## WHAT IS REQUIRED
Where a line contains "Give me the", begin there and restate word for word every line to the end of the entries below, pictures excluded.

□ □ □ □

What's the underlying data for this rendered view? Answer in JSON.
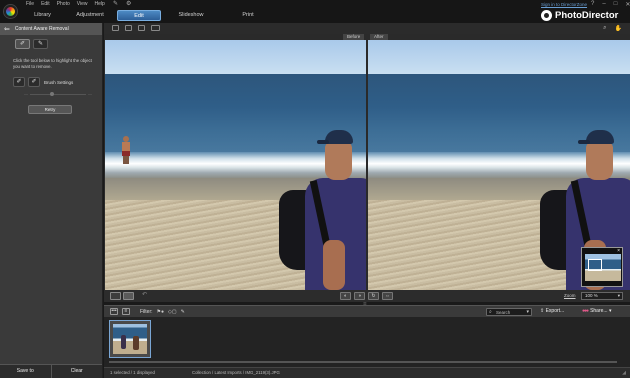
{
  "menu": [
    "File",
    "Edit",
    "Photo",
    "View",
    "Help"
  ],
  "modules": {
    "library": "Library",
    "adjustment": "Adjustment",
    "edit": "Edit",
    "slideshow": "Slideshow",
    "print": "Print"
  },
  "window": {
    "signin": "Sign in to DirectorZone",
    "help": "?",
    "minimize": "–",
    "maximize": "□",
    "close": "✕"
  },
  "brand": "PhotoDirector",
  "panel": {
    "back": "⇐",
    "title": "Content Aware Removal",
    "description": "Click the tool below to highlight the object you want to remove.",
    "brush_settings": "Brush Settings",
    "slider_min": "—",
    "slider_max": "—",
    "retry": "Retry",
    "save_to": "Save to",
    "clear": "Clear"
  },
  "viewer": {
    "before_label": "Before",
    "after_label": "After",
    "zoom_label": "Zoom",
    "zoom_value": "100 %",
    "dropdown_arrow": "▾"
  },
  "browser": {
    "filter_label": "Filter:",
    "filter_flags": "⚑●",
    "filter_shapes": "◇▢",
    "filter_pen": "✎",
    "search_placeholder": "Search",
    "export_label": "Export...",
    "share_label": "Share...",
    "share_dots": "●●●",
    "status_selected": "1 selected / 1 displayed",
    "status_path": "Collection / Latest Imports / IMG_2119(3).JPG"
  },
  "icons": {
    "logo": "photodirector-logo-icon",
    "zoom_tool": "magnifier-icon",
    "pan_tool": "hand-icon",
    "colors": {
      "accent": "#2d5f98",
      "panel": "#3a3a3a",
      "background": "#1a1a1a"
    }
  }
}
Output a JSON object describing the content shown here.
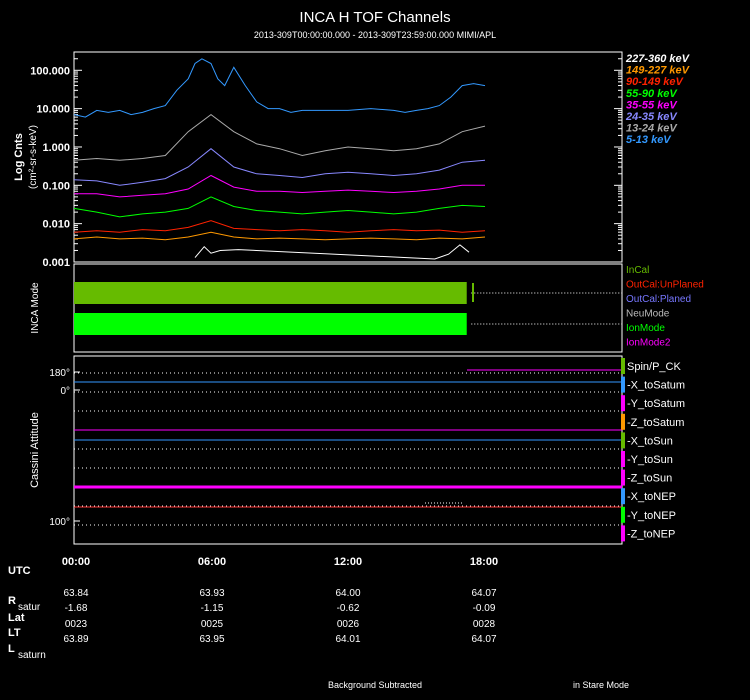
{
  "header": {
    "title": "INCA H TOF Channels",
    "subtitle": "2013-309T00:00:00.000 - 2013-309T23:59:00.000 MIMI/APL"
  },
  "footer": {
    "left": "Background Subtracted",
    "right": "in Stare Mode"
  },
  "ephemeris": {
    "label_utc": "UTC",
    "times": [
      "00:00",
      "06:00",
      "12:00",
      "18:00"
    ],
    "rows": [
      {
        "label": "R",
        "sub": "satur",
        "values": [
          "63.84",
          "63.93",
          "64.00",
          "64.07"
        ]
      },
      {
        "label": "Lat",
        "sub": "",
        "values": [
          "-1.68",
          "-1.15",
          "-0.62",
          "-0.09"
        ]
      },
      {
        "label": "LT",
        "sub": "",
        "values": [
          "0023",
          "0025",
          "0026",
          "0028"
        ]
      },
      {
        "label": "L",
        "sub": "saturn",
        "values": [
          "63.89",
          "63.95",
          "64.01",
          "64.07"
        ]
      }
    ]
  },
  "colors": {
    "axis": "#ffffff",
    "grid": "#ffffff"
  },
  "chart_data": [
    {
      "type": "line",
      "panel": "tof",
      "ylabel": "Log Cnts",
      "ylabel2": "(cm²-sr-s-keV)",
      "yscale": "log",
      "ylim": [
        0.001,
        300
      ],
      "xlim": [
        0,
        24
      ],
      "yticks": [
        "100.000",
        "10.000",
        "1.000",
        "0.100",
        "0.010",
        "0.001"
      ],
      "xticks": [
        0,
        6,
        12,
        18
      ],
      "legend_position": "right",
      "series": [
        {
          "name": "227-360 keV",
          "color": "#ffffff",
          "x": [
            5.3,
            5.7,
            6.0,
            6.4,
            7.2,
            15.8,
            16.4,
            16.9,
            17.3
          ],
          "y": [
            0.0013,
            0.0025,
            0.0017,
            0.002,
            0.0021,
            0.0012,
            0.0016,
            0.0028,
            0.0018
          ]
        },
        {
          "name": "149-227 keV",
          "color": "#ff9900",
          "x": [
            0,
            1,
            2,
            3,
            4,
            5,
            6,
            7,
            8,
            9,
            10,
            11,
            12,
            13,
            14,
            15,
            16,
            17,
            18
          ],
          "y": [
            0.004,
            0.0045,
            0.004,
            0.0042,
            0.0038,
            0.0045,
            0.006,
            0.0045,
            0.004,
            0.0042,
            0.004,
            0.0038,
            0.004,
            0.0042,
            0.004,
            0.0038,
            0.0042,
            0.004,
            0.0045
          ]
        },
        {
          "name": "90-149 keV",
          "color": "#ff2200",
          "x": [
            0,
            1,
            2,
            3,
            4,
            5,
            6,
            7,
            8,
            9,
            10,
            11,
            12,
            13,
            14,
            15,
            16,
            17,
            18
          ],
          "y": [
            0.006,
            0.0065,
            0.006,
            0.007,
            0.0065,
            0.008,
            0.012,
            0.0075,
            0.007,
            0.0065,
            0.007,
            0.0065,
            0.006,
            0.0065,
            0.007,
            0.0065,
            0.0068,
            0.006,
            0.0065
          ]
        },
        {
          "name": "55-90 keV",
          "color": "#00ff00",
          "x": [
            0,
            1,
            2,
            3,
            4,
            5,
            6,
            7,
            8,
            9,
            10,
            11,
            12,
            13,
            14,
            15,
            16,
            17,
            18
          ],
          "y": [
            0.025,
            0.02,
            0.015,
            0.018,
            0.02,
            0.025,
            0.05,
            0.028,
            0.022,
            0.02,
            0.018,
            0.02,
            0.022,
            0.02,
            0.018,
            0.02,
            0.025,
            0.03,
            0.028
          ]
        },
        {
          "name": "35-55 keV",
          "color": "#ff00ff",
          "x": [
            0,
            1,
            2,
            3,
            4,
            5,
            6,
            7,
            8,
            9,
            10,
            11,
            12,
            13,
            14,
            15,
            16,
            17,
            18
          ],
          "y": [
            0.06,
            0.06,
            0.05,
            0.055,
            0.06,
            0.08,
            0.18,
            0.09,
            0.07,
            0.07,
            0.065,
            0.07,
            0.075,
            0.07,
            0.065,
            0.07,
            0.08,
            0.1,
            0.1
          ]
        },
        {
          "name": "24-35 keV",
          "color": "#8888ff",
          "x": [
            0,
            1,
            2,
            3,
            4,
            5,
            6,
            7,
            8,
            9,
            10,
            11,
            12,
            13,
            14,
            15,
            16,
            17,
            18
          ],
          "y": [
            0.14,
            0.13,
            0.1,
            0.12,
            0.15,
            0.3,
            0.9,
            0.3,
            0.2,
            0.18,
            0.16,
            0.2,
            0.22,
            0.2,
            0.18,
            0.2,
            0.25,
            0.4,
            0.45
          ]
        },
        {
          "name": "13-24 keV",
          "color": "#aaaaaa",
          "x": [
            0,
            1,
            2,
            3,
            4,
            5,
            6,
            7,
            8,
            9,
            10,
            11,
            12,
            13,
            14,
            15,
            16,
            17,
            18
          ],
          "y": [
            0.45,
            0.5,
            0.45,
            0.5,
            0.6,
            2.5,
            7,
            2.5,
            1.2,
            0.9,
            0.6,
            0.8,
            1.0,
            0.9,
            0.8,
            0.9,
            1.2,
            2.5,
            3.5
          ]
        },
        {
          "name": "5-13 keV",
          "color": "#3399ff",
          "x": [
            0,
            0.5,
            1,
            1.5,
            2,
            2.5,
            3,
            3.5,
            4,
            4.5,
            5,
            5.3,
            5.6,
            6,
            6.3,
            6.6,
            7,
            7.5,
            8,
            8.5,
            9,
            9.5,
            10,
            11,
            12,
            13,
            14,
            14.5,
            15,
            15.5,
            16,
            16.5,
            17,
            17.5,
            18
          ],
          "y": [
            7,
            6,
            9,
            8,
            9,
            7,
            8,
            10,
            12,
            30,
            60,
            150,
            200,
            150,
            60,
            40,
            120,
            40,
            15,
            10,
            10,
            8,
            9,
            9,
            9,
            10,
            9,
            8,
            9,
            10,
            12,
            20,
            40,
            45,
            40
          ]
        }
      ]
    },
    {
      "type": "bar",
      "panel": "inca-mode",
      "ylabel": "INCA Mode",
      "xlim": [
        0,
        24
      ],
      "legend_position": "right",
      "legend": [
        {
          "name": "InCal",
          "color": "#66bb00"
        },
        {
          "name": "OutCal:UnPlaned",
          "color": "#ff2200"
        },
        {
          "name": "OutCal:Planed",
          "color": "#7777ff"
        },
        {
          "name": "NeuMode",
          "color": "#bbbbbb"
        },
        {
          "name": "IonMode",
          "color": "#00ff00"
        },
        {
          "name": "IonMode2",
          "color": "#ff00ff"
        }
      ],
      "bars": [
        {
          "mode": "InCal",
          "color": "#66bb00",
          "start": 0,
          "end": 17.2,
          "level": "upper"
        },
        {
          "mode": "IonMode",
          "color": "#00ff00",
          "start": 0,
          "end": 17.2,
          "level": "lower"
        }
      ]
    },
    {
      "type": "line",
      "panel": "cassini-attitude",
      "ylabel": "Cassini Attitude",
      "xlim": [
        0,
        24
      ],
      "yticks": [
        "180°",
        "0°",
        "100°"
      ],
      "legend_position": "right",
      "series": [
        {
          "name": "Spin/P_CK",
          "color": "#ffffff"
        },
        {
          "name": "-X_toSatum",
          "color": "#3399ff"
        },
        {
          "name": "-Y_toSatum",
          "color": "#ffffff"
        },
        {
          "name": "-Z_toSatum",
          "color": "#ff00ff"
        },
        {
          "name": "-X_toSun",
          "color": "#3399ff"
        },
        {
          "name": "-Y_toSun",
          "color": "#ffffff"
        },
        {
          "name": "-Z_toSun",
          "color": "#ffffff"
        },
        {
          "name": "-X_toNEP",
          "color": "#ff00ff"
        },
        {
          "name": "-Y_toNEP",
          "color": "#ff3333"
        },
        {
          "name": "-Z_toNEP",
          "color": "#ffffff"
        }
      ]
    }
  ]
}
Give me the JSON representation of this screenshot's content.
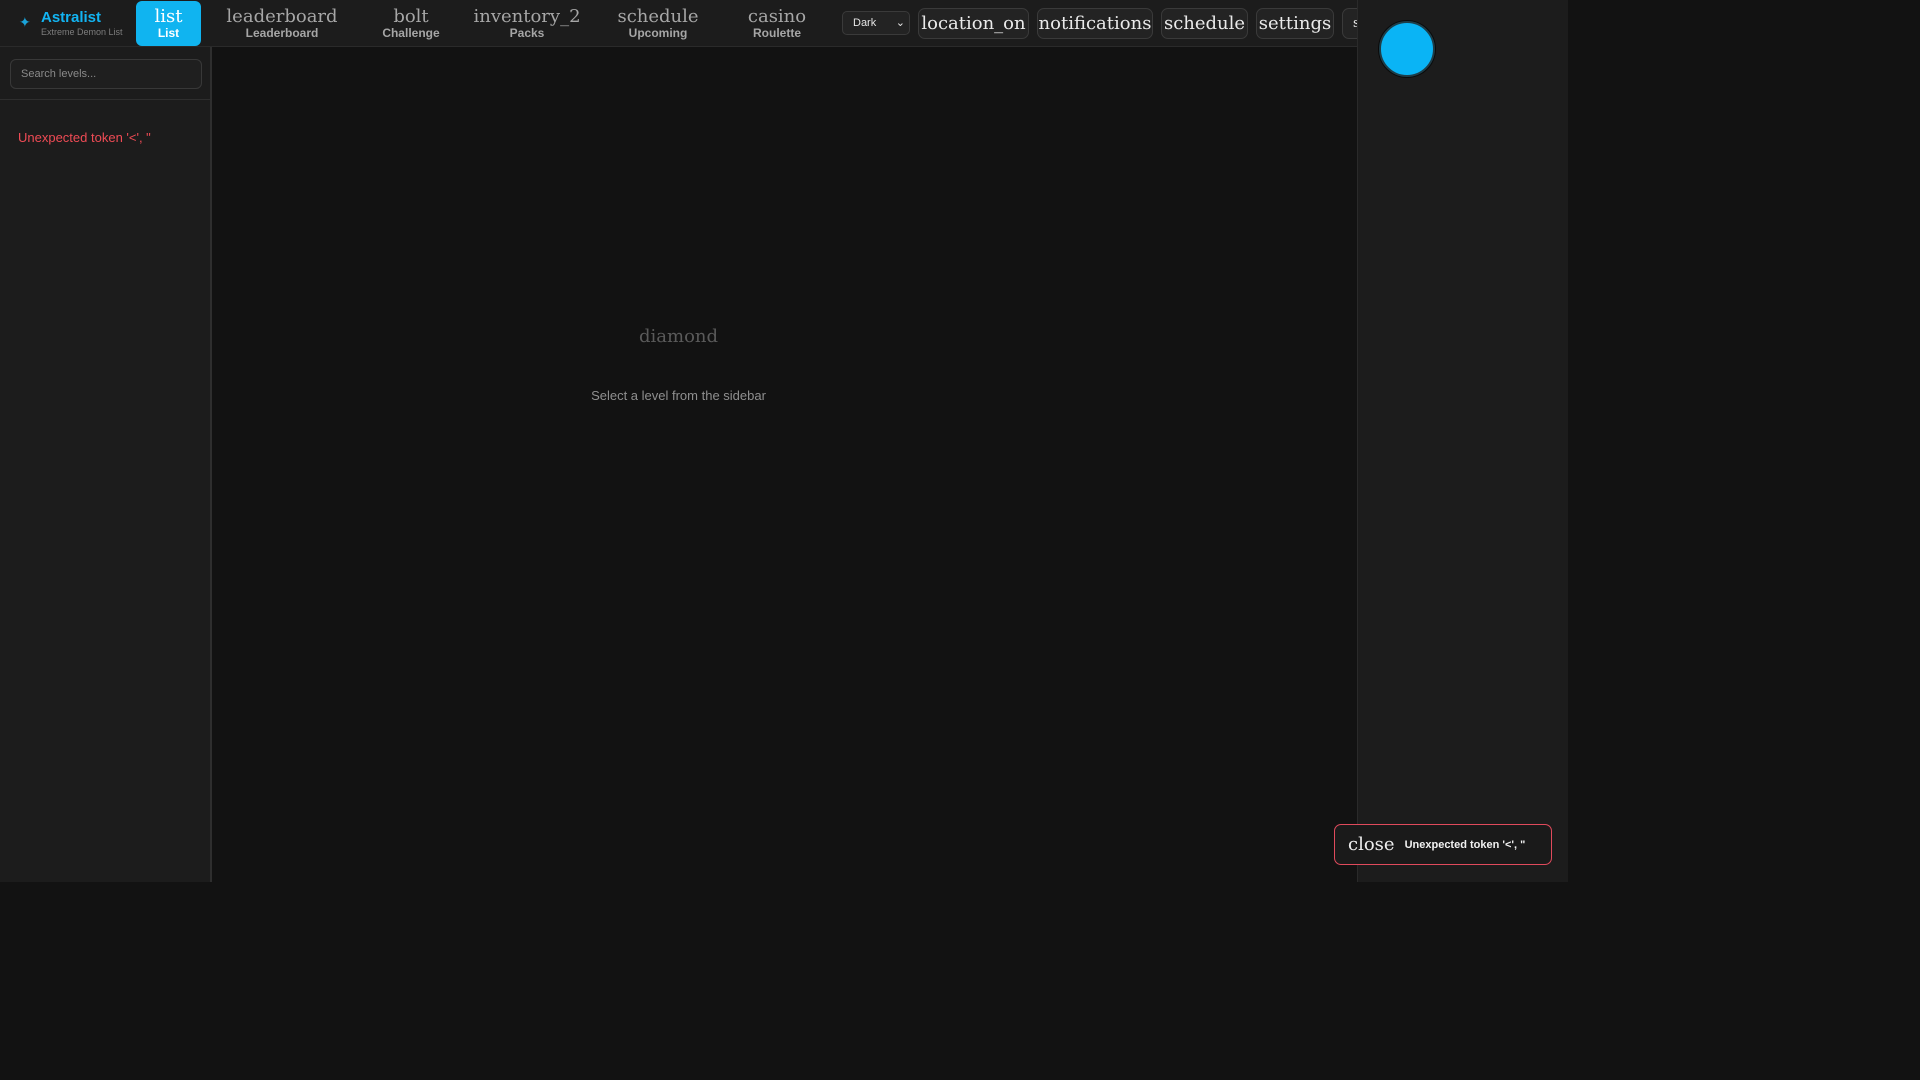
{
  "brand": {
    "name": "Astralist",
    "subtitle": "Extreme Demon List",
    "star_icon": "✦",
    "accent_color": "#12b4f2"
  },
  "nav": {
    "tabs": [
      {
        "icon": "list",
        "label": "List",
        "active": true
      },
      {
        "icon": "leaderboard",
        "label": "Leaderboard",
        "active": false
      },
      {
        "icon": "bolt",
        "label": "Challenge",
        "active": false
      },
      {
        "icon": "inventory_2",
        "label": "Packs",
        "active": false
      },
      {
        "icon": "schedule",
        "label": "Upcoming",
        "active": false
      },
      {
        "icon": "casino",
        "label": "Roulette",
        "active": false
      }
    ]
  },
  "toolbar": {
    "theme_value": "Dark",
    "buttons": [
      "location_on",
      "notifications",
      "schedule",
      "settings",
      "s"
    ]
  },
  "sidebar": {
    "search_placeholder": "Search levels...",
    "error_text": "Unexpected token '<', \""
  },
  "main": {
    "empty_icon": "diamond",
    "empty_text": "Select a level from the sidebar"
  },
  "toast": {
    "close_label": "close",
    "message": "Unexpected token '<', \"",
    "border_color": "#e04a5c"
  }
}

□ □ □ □

## RESPONSE TO THIS TASK
Give me the JSON representation of this screenshot's content.
{
  "brand": {
    "name": "Astralist",
    "subtitle": "Extreme Demon List",
    "star_icon": "✦",
    "accent_color": "#12b4f2"
  },
  "nav": {
    "tabs": [
      {
        "icon": "list",
        "label": "List",
        "active": true
      },
      {
        "icon": "leaderboard",
        "label": "Leaderboard",
        "active": false
      },
      {
        "icon": "bolt",
        "label": "Challenge",
        "active": false
      },
      {
        "icon": "inventory_2",
        "label": "Packs",
        "active": false
      },
      {
        "icon": "schedule",
        "label": "Upcoming",
        "active": false
      },
      {
        "icon": "casino",
        "label": "Roulette",
        "active": false
      }
    ]
  },
  "toolbar": {
    "theme_value": "Dark",
    "buttons": [
      "location_on",
      "notifications",
      "schedule",
      "settings",
      "s"
    ]
  },
  "sidebar": {
    "search_placeholder": "Search levels...",
    "error_text": "Unexpected token '<', \""
  },
  "main": {
    "empty_icon": "diamond",
    "empty_text": "Select a level from the sidebar"
  },
  "toast": {
    "close_label": "close",
    "message": "Unexpected token '<', \"",
    "border_color": "#e04a5c"
  }
}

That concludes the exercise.